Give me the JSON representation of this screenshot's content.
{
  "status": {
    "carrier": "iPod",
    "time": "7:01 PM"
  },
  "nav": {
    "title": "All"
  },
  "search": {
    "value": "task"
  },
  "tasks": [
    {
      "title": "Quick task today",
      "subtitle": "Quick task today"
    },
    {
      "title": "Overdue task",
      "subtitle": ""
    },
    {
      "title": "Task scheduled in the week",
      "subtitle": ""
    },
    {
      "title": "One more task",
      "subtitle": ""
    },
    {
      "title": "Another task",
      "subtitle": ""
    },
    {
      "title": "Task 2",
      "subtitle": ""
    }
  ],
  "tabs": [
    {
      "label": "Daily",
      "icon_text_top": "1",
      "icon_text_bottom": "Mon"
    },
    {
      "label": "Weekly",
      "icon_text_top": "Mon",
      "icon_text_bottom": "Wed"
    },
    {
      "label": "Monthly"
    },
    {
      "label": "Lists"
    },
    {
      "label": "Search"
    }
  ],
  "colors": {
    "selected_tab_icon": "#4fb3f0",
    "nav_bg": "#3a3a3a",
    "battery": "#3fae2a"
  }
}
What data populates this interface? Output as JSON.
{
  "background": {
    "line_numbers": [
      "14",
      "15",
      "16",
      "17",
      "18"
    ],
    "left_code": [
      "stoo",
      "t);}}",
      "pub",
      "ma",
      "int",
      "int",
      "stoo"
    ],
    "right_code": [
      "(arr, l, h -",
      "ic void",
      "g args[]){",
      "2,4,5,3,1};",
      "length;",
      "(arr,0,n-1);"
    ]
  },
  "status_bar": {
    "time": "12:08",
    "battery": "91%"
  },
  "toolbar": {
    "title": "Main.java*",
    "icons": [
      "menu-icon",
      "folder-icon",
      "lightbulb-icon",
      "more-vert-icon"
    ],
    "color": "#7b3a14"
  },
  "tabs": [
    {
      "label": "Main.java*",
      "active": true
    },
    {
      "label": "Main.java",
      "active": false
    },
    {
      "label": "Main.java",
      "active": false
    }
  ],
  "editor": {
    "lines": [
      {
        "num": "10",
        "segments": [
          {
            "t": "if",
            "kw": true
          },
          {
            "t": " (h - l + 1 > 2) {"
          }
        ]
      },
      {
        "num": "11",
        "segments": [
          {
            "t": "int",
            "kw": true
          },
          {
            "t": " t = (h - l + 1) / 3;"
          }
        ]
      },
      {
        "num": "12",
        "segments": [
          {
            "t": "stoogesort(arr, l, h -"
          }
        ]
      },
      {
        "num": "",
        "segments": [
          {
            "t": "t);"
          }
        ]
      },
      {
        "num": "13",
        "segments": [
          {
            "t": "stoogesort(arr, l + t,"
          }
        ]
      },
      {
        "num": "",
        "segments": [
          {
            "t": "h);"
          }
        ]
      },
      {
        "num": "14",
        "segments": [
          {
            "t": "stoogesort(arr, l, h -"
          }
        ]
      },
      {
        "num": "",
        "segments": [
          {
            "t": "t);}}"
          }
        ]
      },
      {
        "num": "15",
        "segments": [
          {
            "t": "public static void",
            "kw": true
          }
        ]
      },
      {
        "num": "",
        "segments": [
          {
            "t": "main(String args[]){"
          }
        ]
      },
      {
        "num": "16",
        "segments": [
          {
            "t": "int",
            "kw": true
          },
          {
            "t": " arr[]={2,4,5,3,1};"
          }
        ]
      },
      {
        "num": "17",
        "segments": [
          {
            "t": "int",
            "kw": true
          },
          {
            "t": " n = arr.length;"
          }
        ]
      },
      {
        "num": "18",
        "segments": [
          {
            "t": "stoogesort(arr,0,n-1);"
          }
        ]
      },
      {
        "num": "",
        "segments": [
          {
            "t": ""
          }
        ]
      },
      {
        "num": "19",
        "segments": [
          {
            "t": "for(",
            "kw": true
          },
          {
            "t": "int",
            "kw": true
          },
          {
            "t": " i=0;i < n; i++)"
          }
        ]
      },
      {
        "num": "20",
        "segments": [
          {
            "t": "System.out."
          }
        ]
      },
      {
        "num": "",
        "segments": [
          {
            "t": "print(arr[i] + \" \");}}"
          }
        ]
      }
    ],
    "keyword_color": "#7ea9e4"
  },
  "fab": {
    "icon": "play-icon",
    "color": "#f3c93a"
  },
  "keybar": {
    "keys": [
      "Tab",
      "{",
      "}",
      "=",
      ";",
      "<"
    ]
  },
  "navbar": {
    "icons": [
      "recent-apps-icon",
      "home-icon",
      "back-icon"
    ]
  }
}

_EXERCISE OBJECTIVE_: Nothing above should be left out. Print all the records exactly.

_OUTPUT FOR THIS TASK_:
Give me the JSON representation of this screenshot's content.
{
  "status": {
    "carrier": "iPod",
    "time": "7:01 PM"
  },
  "nav": {
    "title": "All"
  },
  "search": {
    "value": "task"
  },
  "tasks": [
    {
      "title": "Quick task today",
      "subtitle": "Quick task today"
    },
    {
      "title": "Overdue task",
      "subtitle": ""
    },
    {
      "title": "Task scheduled in the week",
      "subtitle": ""
    },
    {
      "title": "One more task",
      "subtitle": ""
    },
    {
      "title": "Another task",
      "subtitle": ""
    },
    {
      "title": "Task 2",
      "subtitle": ""
    }
  ],
  "tabs": [
    {
      "label": "Daily",
      "icon_text_top": "1",
      "icon_text_bottom": "Mon"
    },
    {
      "label": "Weekly",
      "icon_text_top": "Mon",
      "icon_text_bottom": "Wed"
    },
    {
      "label": "Monthly"
    },
    {
      "label": "Lists"
    },
    {
      "label": "Search"
    }
  ],
  "colors": {
    "selected_tab_icon": "#4fb3f0",
    "nav_bg": "#3a3a3a",
    "battery": "#3fae2a"
  }
}
What data populates this interface? Output as JSON.
{
  "background": {
    "line_numbers": [
      "14",
      "15",
      "16",
      "17",
      "18"
    ],
    "left_code": [
      "stoo",
      "t);}}",
      "pub",
      "ma",
      "int",
      "int",
      "stoo"
    ],
    "right_code": [
      "(arr, l, h -",
      "ic void",
      "g args[]){",
      "2,4,5,3,1};",
      "length;",
      "(arr,0,n-1);"
    ]
  },
  "status_bar": {
    "time": "12:08",
    "battery": "91%"
  },
  "toolbar": {
    "title": "Main.java*",
    "icons": [
      "menu-icon",
      "folder-icon",
      "lightbulb-icon",
      "more-vert-icon"
    ],
    "color": "#7b3a14"
  },
  "tabs": [
    {
      "label": "Main.java*",
      "active": true
    },
    {
      "label": "Main.java",
      "active": false
    },
    {
      "label": "Main.java",
      "active": false
    }
  ],
  "editor": {
    "lines": [
      {
        "num": "10",
        "segments": [
          {
            "t": "if",
            "kw": true
          },
          {
            "t": " (h - l + 1 > 2) {"
          }
        ]
      },
      {
        "num": "11",
        "segments": [
          {
            "t": "int",
            "kw": true
          },
          {
            "t": " t = (h - l + 1) / 3;"
          }
        ]
      },
      {
        "num": "12",
        "segments": [
          {
            "t": "stoogesort(arr, l, h -"
          }
        ]
      },
      {
        "num": "",
        "segments": [
          {
            "t": "t);"
          }
        ]
      },
      {
        "num": "13",
        "segments": [
          {
            "t": "stoogesort(arr, l + t,"
          }
        ]
      },
      {
        "num": "",
        "segments": [
          {
            "t": "h);"
          }
        ]
      },
      {
        "num": "14",
        "segments": [
          {
            "t": "stoogesort(arr, l, h -"
          }
        ]
      },
      {
        "num": "",
        "segments": [
          {
            "t": "t);}}"
          }
        ]
      },
      {
        "num": "15",
        "segments": [
          {
            "t": "public static void",
            "kw": true
          }
        ]
      },
      {
        "num": "",
        "segments": [
          {
            "t": "main(String args[]){"
          }
        ]
      },
      {
        "num": "16",
        "segments": [
          {
            "t": "int",
            "kw": true
          },
          {
            "t": " arr[]={2,4,5,3,1};"
          }
        ]
      },
      {
        "num": "17",
        "segments": [
          {
            "t": "int",
            "kw": true
          },
          {
            "t": " n = arr.length;"
          }
        ]
      },
      {
        "num": "18",
        "segments": [
          {
            "t": "stoogesort(arr,0,n-1);"
          }
        ]
      },
      {
        "num": "",
        "segments": [
          {
            "t": ""
          }
        ]
      },
      {
        "num": "19",
        "segments": [
          {
            "t": "for(",
            "kw": true
          },
          {
            "t": "int",
            "kw": true
          },
          {
            "t": " i=0;i < n; i++)"
          }
        ]
      },
      {
        "num": "20",
        "segments": [
          {
            "t": "System.out."
          }
        ]
      },
      {
        "num": "",
        "segments": [
          {
            "t": "print(arr[i] + \" \");}}"
          }
        ]
      }
    ],
    "keyword_color": "#7ea9e4"
  },
  "fab": {
    "icon": "play-icon",
    "color": "#f3c93a"
  },
  "keybar": {
    "keys": [
      "Tab",
      "{",
      "}",
      "=",
      ";",
      "<"
    ]
  },
  "navbar": {
    "icons": [
      "recent-apps-icon",
      "home-icon",
      "back-icon"
    ]
  }
}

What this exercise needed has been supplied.